The Muppet fan base has been split on the directions Disney’s taken the franchise has taken ever since it bought them. The reaction to Muppets Haunted Mansion, however, is universal: this is without a doubt the best thing Disney’s done with the Muppets so far. It’s safe to say the fans have much more faith in the company regarding future projects (the upcoming Electric Mayhem series? You better believe I’ll be watching it).

Much of the special was shot on green screens due to the pandemic, but they did such an excellent job recreating the ride’s interior that I genuinely believed they filmed within the attraction itself. Even if you’re not familiar with the Haunted Mansion ride, it’s a perfectly fun setting that captures all the chills and thrills that makes it a park icon. As far as I’m concerned, there’s no need to get hyped for the upcoming Haunted Mansion film with Jared Creepo Leto. We Mansion fans already got the movie we’ve been waiting for, and this is it.

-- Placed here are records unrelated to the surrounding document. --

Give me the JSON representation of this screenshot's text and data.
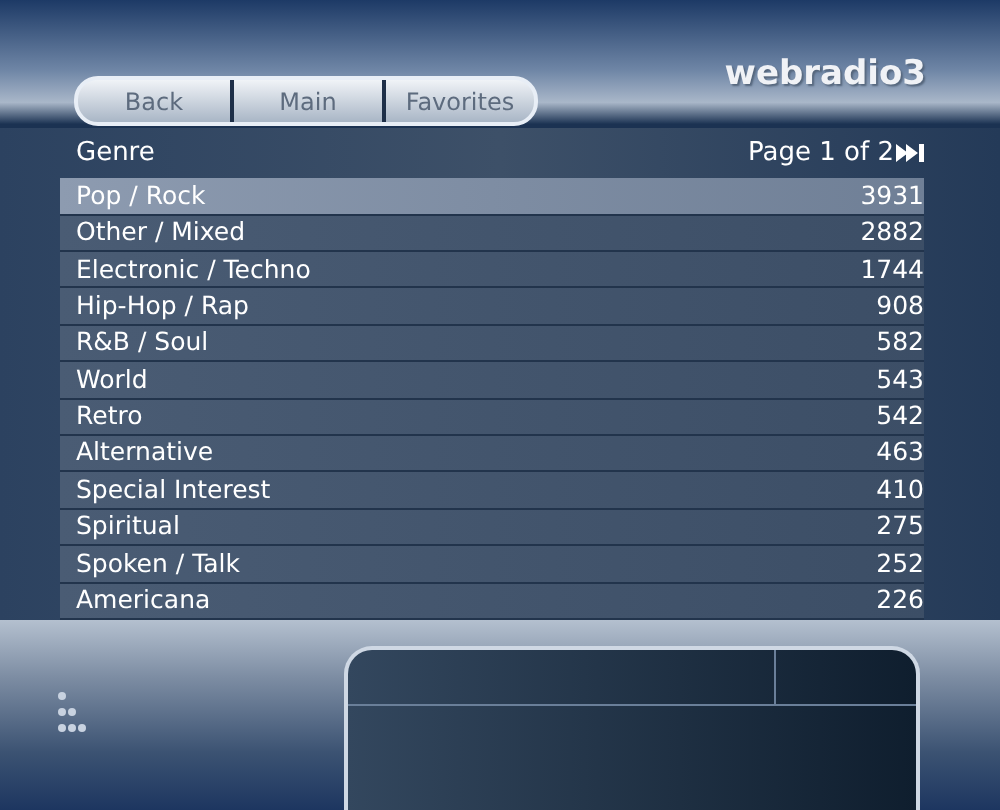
{
  "logo": "webradio3",
  "nav": [
    {
      "label": "Back"
    },
    {
      "label": "Main"
    },
    {
      "label": "Favorites"
    }
  ],
  "list_header": {
    "title": "Genre",
    "page": "Page 1 of 2"
  },
  "rows": [
    {
      "name": "Pop / Rock",
      "count": "3931",
      "selected": true
    },
    {
      "name": "Other / Mixed",
      "count": "2882",
      "selected": false
    },
    {
      "name": "Electronic / Techno",
      "count": "1744",
      "selected": false
    },
    {
      "name": "Hip-Hop / Rap",
      "count": "908",
      "selected": false
    },
    {
      "name": "R&B / Soul",
      "count": "582",
      "selected": false
    },
    {
      "name": "World",
      "count": "543",
      "selected": false
    },
    {
      "name": "Retro",
      "count": "542",
      "selected": false
    },
    {
      "name": "Alternative",
      "count": "463",
      "selected": false
    },
    {
      "name": "Special Interest",
      "count": "410",
      "selected": false
    },
    {
      "name": "Spiritual",
      "count": "275",
      "selected": false
    },
    {
      "name": "Spoken / Talk",
      "count": "252",
      "selected": false
    },
    {
      "name": "Americana",
      "count": "226",
      "selected": false
    }
  ]
}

All in all, this is one Muppet outing that I’d think Jim Henson would be proud of. The humor is self-aware yet sincere; if you’re disappointed by the lack of jokes in this review, it’s because it came up with all the good ones first. The balance between that, the scares, and the heart is a rare ten out of ten. And judging by the overall enthusiasm and the cast joining the Muppets in singing “Dancing in the Moonlight” over the credits, you can tell everyone was having so much fun making this. Muppets Haunted Mansion is a love letter to the Muppets and one of the greatest theme park rides in existence, and it’s one of my favorite Halloween specials to come out in recent memory. If you’re looking for something fun to add to your spooky lineup, by all means watch it. Happy Halloween!

Thank you for reading! Faerie Tale Theatre reviews are posted on the 6th of each month. Special thanks to my generous patrons Amelia Jones, Sam Flemming and Robert Barnette. Anyone who joins the Patreon party can get such fun perks as sneak peeks of reviews, extra votes, movie requests and more!

Screencaps courtesy of animationscreencaps.com